Did you mention the hanging participle the editor missed on page 73? Or the one time the author flipped from first person to third and back again without missing a heartbeat and the editor, engrossed in the story, missed it, too?
Of course not. Because firstly, you likely lack the literary language that would allow you to recognize those in the first place.
But, no. I know. You’re not an editor.
You’re a critic, and scorched earth is part of the territory. Of course, the more honest truth is that there’s no task a critic is more responsible to uphold at all cost more than the ritual feeding of ego. I think, therefore I am right.
This is almost always a problem for people camped on the side of kindness. Mean, shouty people throwing insults as explosives in a bid for superiority and self esteem.
This is how the world ends. This is how the world ends.
This is how the world ends. Not with a bang but a whimper.
Harper Lee’s “To Kill A Mockingbird” was slaughtered by the critics before it became one of the best selling novels of all time. Likewise, Hemingway, Kerouac, Rowling and the list of debased authors bleeds into eternity.
Alas, there’s power in anger
and many an author is tossed into the abyss of writer’s block because of that derisive anger rather than aided by it in some small or helpful way.
There’s a scene in an old Indiana Jones film where Indy pulls a gun and shoots a man wielding a knife.
Don’t bring a knife to a gun fight, he says.
Then he shrugs and walks away. There’s a lesson for the critic in that scene, I think. You think you are the one with the gun.
But we see you. We of the camp of kindness. See through you like the ghosts that haunt you. Such is the folly of the critic. Put down the knife, friend.
A shame, really, that you don’t use all that energy to write a book of your own. If you did, on the very last page, when you’d bled out all there was to bleed, I reckon you’d find something strange and completely new to you.

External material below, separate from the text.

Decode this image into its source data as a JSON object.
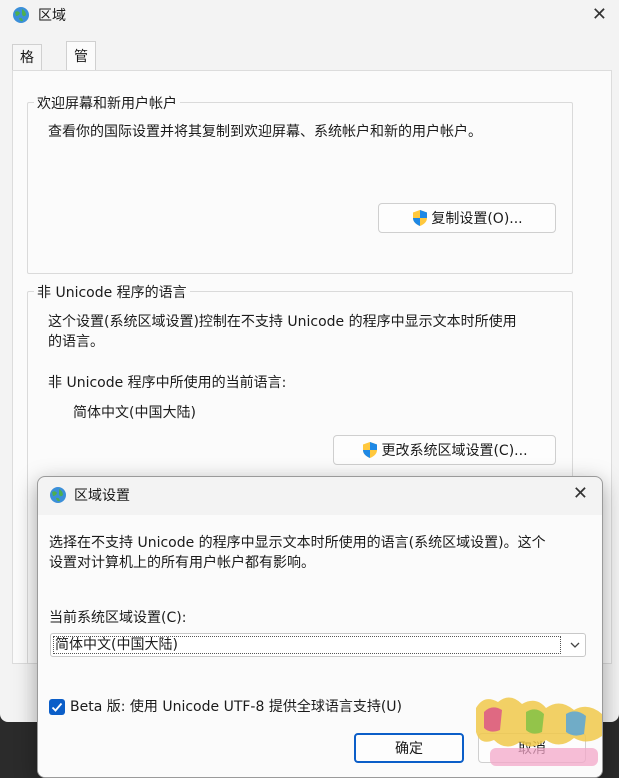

Come. There’s an empty tent next to mine.
Would you like a cappuccino?